Most of Pro Line’s custom pistons are supplied by Diamond, including their 670cu in billet unit with 5in bore centers developed for 10.5in tire classes. (Small-Block Turbo Dish piston shown)

On the other hand, Outlaw Drag Radial rules are generally framed around stock suspension and heavier steel-bodied cars. For these reasons the extra stroke length of Pro Line’s 572cu in engine is popular. While the 526cu in motor operates with two injectors (a 550lb-per-hour and a 225lb-per-hour for each cylinder) the 572cu in often requires two 550lb-per-hour injectors for each cylinder, depending on the fuel pressure. Sensibly, most of the sanctioning bodies adopt Pro Mod rules close to those of the NHRA. But recently Pro Line has entered the enormously popular X275 class, which accommodates light cars with small-block engines, one turbocharger and tires smaller than the 17 x 34.5in rear slick of the Pro Mod. Improbable though it sounds the drag radial equivalent will actually outrun the slick.

Pro Line’s genius for turbo charging took a bizarre turn in 2009 when one of their customers, Underground Racing, requested a Lamborghini upgrade. The first year they built three or four engines and the following year around ten. To date they have built over one hundred turbocharged units. These are dispatched all over the world from Russia to New Zealand. They generate 1,200hp at the rear wheels on pump fuel and as much as 1,900hp to the rear wheels on race fuel. To ensure reliability Pro Line endows them with special steel cylinder sleeves of their own design and equips them with special head studs made by ARP. And drivability? Amazingly, if driven gingerly they maintain stock drivability!

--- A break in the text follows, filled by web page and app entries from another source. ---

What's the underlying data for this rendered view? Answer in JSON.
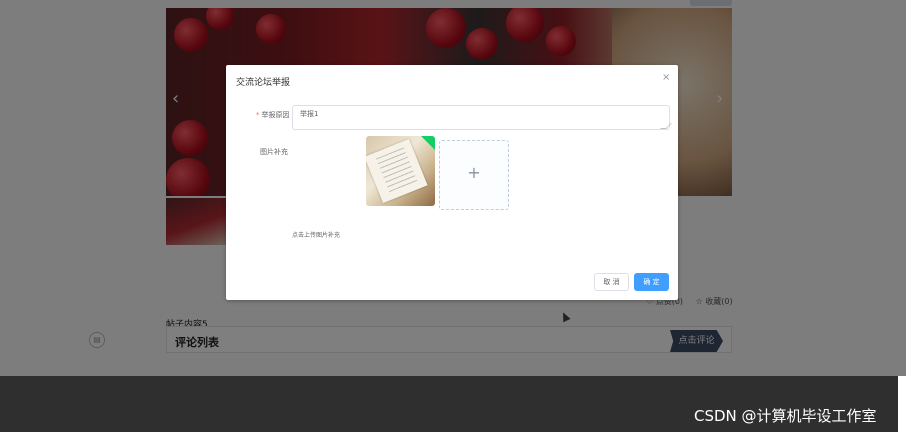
{
  "background": {
    "hero_prev_icon": "‹",
    "hero_next_icon": "›",
    "stats": {
      "like_label": "♡ 点赞(0)",
      "collect_label": "☆ 收藏(0)"
    },
    "post_title": "帖子内容5",
    "comment_list_title": "评论列表",
    "comment_button": "点击评论",
    "side_icon": "▤",
    "watermark": "CSDN @计算机毕设工作室"
  },
  "dialog": {
    "title": "交流论坛举报",
    "close_icon": "×",
    "reason_label": "举报原因",
    "required_mark": "*",
    "reason_value": "举报1",
    "image_label": "图片补充",
    "upload_plus": "+",
    "upload_tip": "点击上传图片补充",
    "cancel_label": "取 消",
    "confirm_label": "确 定"
  },
  "colors": {
    "primary": "#409eff",
    "overlay": "rgba(0,0,0,0.5)",
    "comment_button_bg": "#3d4b66",
    "footer_bg": "#2f2f2f"
  }
}
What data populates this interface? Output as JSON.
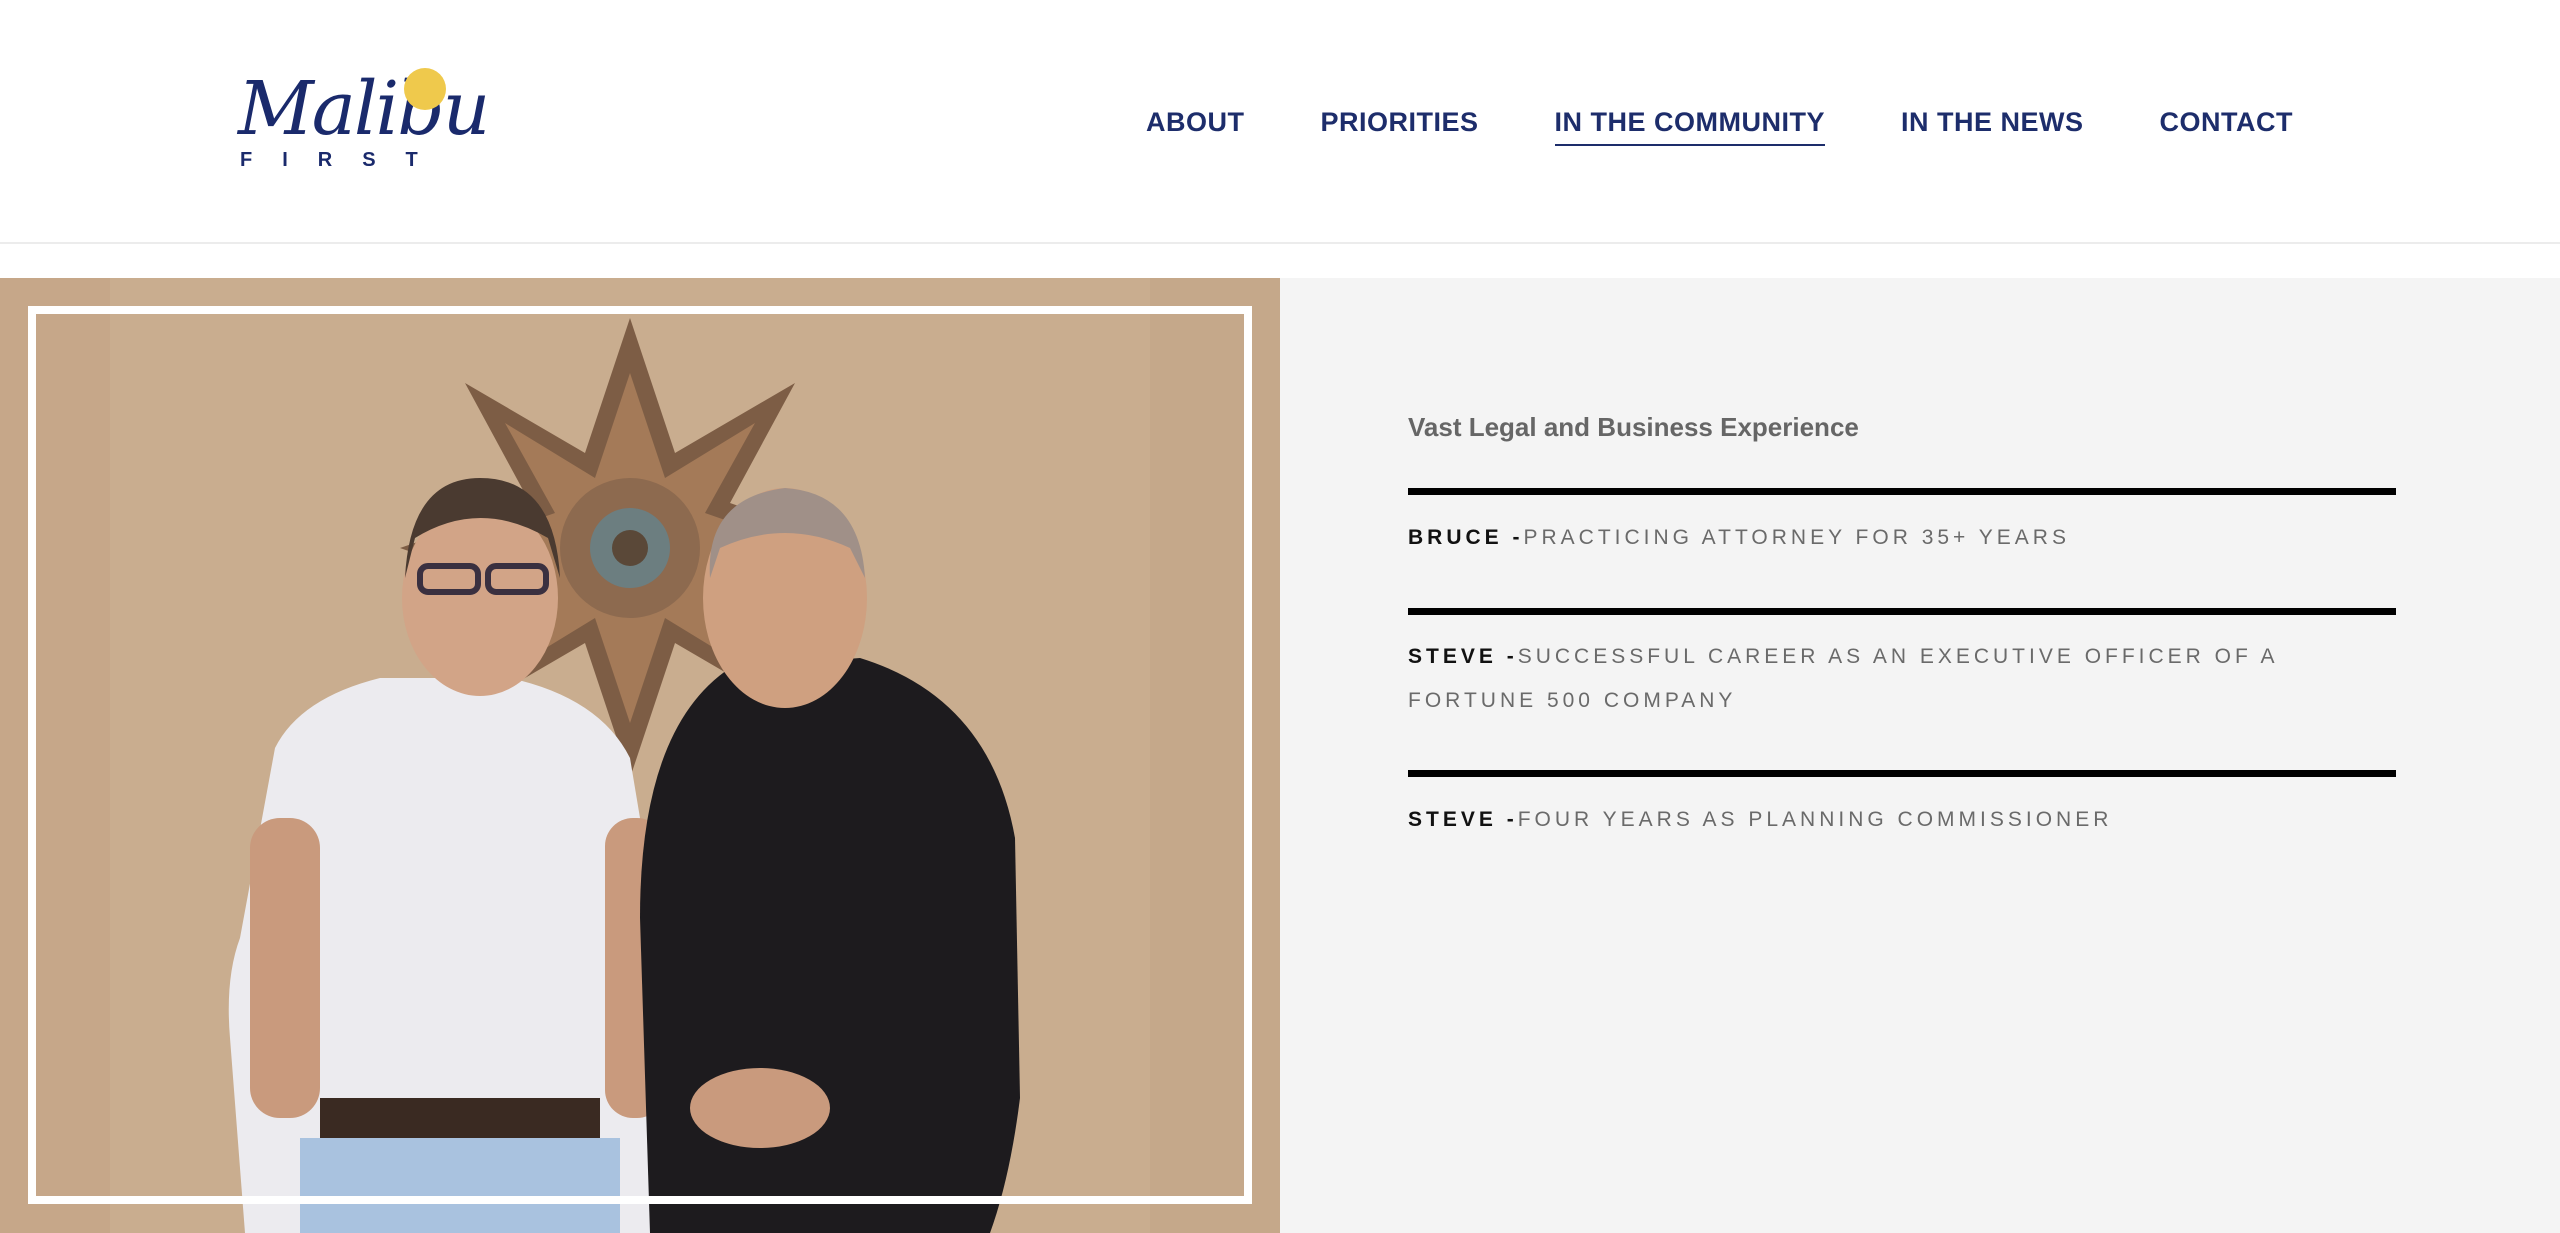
{
  "brand": {
    "logo_script": "Malibu",
    "logo_sub": "FIRST"
  },
  "nav": {
    "items": [
      {
        "label": "ABOUT"
      },
      {
        "label": "PRIORITIES"
      },
      {
        "label": "IN THE COMMUNITY",
        "active": true
      },
      {
        "label": "IN THE NEWS"
      },
      {
        "label": "CONTACT"
      }
    ]
  },
  "colors": {
    "brand_navy": "#1d2d6b",
    "sun_yellow": "#efc94c",
    "panel_bg": "#f4f4f4",
    "wall_tan": "#c8ab8d"
  },
  "photo": {
    "subject": "photo-of-bruce-and-steve"
  },
  "experience": {
    "heading": "Vast Legal and Business Experience",
    "items": [
      {
        "name": "BRUCE -",
        "text": "PRACTICING ATTORNEY FOR 35+ YEARS"
      },
      {
        "name": "STEVE -",
        "text": "SUCCESSFUL CAREER AS AN EXECUTIVE OFFICER OF A FORTUNE 500 COMPANY"
      },
      {
        "name": "STEVE -",
        "text": "FOUR YEARS AS PLANNING COMMISSIONER"
      }
    ]
  }
}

Pro Line Race Engines
475 Wilbanks Drive,
Ball Ground, GA 30107
(678) 880-3000

Diamond Pistons
23003 Diamond Drive
Clinton Township, MI 48035
(877) 552-2112